The ELISA plates were coated overnight with 2 μg/ml of bacterial purified VP1 dissolved in carbonate coating buffer (15 mM Na2CO3, 35 mM NaHCO3, pH 9.6). Following incubation with 1% bovine serum albumin (BSA) in PBS for 2 h at room temperature to prevent non-specific binding, serial dilutions of test sera were added to each well and incubated overnight at 4° C. After washing with PBST (PBS and 0.5% Tween-20), bound proteins were detected using HPRT-conjugated anti-mouse IgG (1:10000; Mouse IgG ELISA Quantitation Kit; Bethyl Laboratories, Inc.). As a substrate, 100 μl TMB (3,3′,5,5′-tetramethylbenzidine) was used, and the reaction was stopped by 100 μl IN H2SO4. Absorbance was measured at 450 nm. The concentration for IgG is indicated as E.U., and one E.U. of IgG is 1.8 ng/ml serum.
The specific anti-VP1 IgG antibody can be detected in the serum of experimental mice at days 28 and 42 post VP1-containing milks administration (FIG. 7). As shown in FIG. 7, from day to day, the amount of VP1 increased, and homozygote VP1 milk had the most significantly upgrade.
The Blood sera were collected from mice that were orally administered either transgenic milk (Tg) or wild-type milk (WT) at the age of 6-8 weeks. Sera were serially diluted from 1:5, 1:10 to 1:50, and combined with 200 μl containing 100 tissue culture infectivity doses (TCID) EV71 for 1 hour at 37° C. The final solution was added to 96-well cell culture plates and co-cultured with Vero cells (2.5×104 cells/well) for 5 days. According to cytopathic effect (CPE), living cell numbers were quantified by enumerating the cells able to exclude trypan blue. These numbers were recorded to determine the antiviral effect of mouse sera. Cell survival rates were calculated; a density of 6.0×104 cells/well was recorded for the standard control.
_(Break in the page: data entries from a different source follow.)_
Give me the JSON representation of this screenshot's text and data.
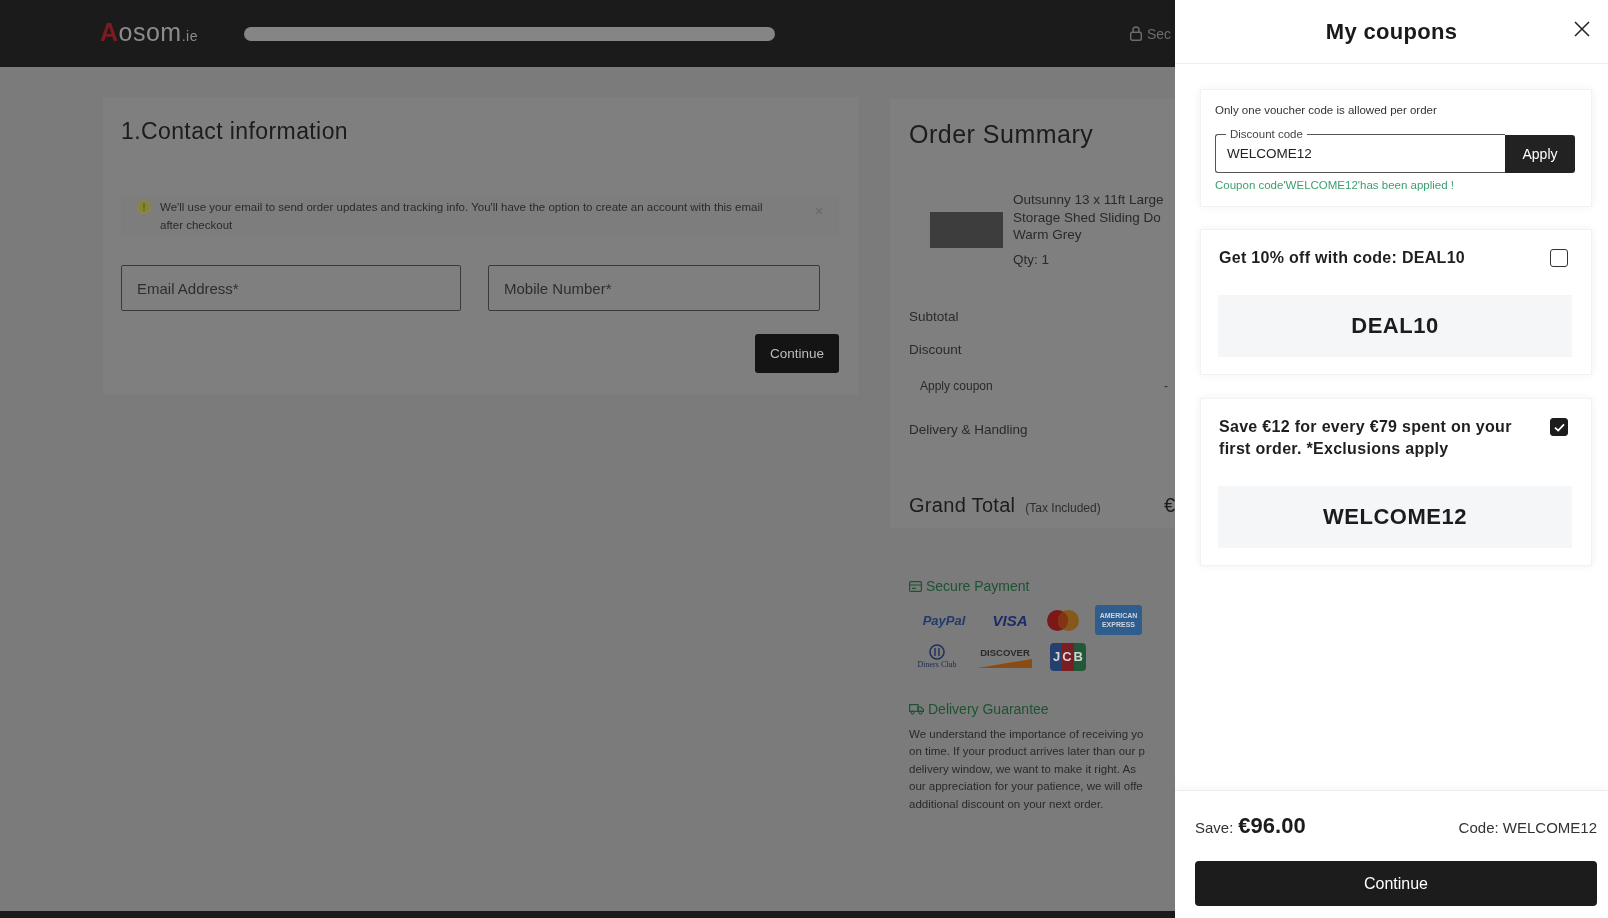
{
  "header": {
    "logo": {
      "initial": "A",
      "rest": "osom",
      "suffix": ".ie"
    },
    "secure_label": "Sec"
  },
  "contact": {
    "title": "1.Contact information",
    "notice": "We'll use your email to send order updates and tracking info. You'll have the option to create an account with this email after checkout",
    "fields": [
      {
        "placeholder": "Email Address*"
      },
      {
        "placeholder": "Mobile Number*"
      }
    ],
    "button": "Continue"
  },
  "summary": {
    "title": "Order Summary",
    "product": {
      "title": "Outsunny 13 x 11ft Large\nStorage Shed Sliding Do\nWarm Grey",
      "quantity": "Qty: 1"
    },
    "rows": [
      {
        "kind": "line",
        "label": "Subtotal"
      },
      {
        "kind": "line",
        "label": "Discount"
      },
      {
        "kind": "sub",
        "label": "Apply coupon",
        "value": "-"
      },
      {
        "kind": "line",
        "label": "Delivery & Handling"
      }
    ],
    "total": {
      "label": "Grand Total",
      "note": "(Tax Included)",
      "value": "€"
    }
  },
  "secure_payment": {
    "title": "Secure Payment",
    "methods": [
      {
        "kind": "paypal",
        "label": "PayPal"
      },
      {
        "kind": "visa",
        "label": "VISA"
      },
      {
        "kind": "mastercard"
      },
      {
        "kind": "amex",
        "label": "AMERICAN EXPRESS"
      },
      {
        "kind": "diners",
        "label": "Diners Club"
      },
      {
        "kind": "discover",
        "label": "DISCOVER"
      },
      {
        "kind": "jcb",
        "label": "JCB"
      }
    ]
  },
  "delivery_guarantee": {
    "title": "Delivery Guarantee",
    "text": "We understand the importance of receiving yo\non time. If your product arrives later than our p\ndelivery window, we want to make it right. As\nour appreciation for your patience, we will offe\nadditional discount on your next order."
  },
  "coupons_panel": {
    "title": "My coupons",
    "voucher": {
      "note": "Only one voucher code is allowed per order",
      "field_label": "Discount code",
      "value": "WELCOME12",
      "button": "Apply",
      "message": "Coupon code'WELCOME12'has been applied !"
    },
    "coupons": [
      {
        "title": "Get 10% off with code: DEAL10",
        "code": "DEAL10",
        "checked": false
      },
      {
        "title": "Save €12 for every €79 spent on your first order. *Exclusions apply",
        "code": "WELCOME12",
        "checked": true
      }
    ],
    "footer": {
      "save_label": "Save:",
      "save_value": "€96.00",
      "code_label": "Code: WELCOME12",
      "button": "Continue"
    }
  }
}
Sera from mice suckling VP1-enriched transgenic milk or non-transgenic milk were obtained at 6-8 weeks of age to determine their ability to inhibit EV71 infection in vitro. Serially-diluted serum at 5×, 10×, and 50× was co-incubated with EV71 and then added to Vero cell culture medium. During the five-day observation period, the EV71-infected cells showed obvious cytopathic effect (CPE), which allowed us to distinguish them from normal Vero cells and record the living cell numbers. The results demonstrated that significant antiviral effects were achieved by viral neutralization in the 5× diluted (P<0.001) and 10× diluted (P<0.05) immunized blood serum of mice fed with VP1-enriched transgenic milk when compared with that from the normal milk-nursed control mice (FIG. 8).
Experimental values are expressed as the mean±standard deviation (SD). All data were analyzed in the randomized complete block design using the General Linear Model procedures of SAS (SAS Institute Inc., Cary, N.C.). A difference between two means was presented as P<0.05 (*) and P<0.01 (**).
It will be appreciated by those skilled in the art that changes could be made to the embodiments described above without departing from the broad inventive concept thereof. It is understood, therefore, that this invention is not limited to the particular embodiments disclosed, but it is intended to cover modifications within the spirit and scope of the present invention as defined by the appended claims.